- Opening Delimiter -

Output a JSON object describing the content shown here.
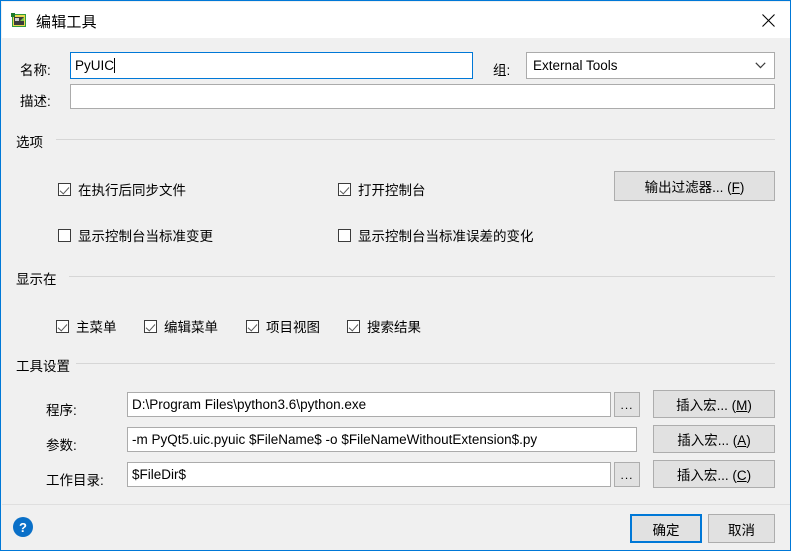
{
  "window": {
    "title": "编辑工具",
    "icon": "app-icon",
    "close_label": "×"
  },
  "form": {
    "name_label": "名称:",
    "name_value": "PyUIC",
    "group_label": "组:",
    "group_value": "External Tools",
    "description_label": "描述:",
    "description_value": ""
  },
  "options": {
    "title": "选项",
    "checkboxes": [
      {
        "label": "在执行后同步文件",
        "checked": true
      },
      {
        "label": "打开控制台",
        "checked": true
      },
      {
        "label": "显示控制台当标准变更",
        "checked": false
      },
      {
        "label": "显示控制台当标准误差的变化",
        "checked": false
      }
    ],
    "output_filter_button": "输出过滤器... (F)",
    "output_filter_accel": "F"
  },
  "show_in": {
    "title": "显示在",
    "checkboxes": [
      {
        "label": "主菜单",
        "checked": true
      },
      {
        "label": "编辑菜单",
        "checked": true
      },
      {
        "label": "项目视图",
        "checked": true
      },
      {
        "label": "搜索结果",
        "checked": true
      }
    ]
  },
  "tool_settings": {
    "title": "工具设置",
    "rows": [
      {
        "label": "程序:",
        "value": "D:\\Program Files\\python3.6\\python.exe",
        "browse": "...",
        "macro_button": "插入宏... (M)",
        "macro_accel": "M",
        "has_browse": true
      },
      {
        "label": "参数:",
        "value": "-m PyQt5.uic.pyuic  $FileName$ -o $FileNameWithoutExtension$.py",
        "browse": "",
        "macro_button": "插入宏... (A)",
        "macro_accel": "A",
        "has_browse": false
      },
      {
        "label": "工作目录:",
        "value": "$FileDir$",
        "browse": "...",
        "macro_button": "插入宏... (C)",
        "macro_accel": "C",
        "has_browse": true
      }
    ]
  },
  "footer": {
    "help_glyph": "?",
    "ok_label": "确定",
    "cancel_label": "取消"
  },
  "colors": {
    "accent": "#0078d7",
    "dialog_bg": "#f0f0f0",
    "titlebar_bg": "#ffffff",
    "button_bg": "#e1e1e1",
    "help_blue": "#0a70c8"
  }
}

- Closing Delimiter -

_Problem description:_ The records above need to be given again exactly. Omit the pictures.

_Exercise result:_
Output a JSON object describing the content shown here.
{
  "window": {
    "title": "编辑工具",
    "icon": "app-icon",
    "close_label": "×"
  },
  "form": {
    "name_label": "名称:",
    "name_value": "PyUIC",
    "group_label": "组:",
    "group_value": "External Tools",
    "description_label": "描述:",
    "description_value": ""
  },
  "options": {
    "title": "选项",
    "checkboxes": [
      {
        "label": "在执行后同步文件",
        "checked": true
      },
      {
        "label": "打开控制台",
        "checked": true
      },
      {
        "label": "显示控制台当标准变更",
        "checked": false
      },
      {
        "label": "显示控制台当标准误差的变化",
        "checked": false
      }
    ],
    "output_filter_button": "输出过滤器... (F)",
    "output_filter_accel": "F"
  },
  "show_in": {
    "title": "显示在",
    "checkboxes": [
      {
        "label": "主菜单",
        "checked": true
      },
      {
        "label": "编辑菜单",
        "checked": true
      },
      {
        "label": "项目视图",
        "checked": true
      },
      {
        "label": "搜索结果",
        "checked": true
      }
    ]
  },
  "tool_settings": {
    "title": "工具设置",
    "rows": [
      {
        "label": "程序:",
        "value": "D:\\Program Files\\python3.6\\python.exe",
        "browse": "...",
        "macro_button": "插入宏... (M)",
        "macro_accel": "M",
        "has_browse": true
      },
      {
        "label": "参数:",
        "value": "-m PyQt5.uic.pyuic  $FileName$ -o $FileNameWithoutExtension$.py",
        "browse": "",
        "macro_button": "插入宏... (A)",
        "macro_accel": "A",
        "has_browse": false
      },
      {
        "label": "工作目录:",
        "value": "$FileDir$",
        "browse": "...",
        "macro_button": "插入宏... (C)",
        "macro_accel": "C",
        "has_browse": true
      }
    ]
  },
  "footer": {
    "help_glyph": "?",
    "ok_label": "确定",
    "cancel_label": "取消"
  },
  "colors": {
    "accent": "#0078d7",
    "dialog_bg": "#f0f0f0",
    "titlebar_bg": "#ffffff",
    "button_bg": "#e1e1e1",
    "help_blue": "#0a70c8"
  }
}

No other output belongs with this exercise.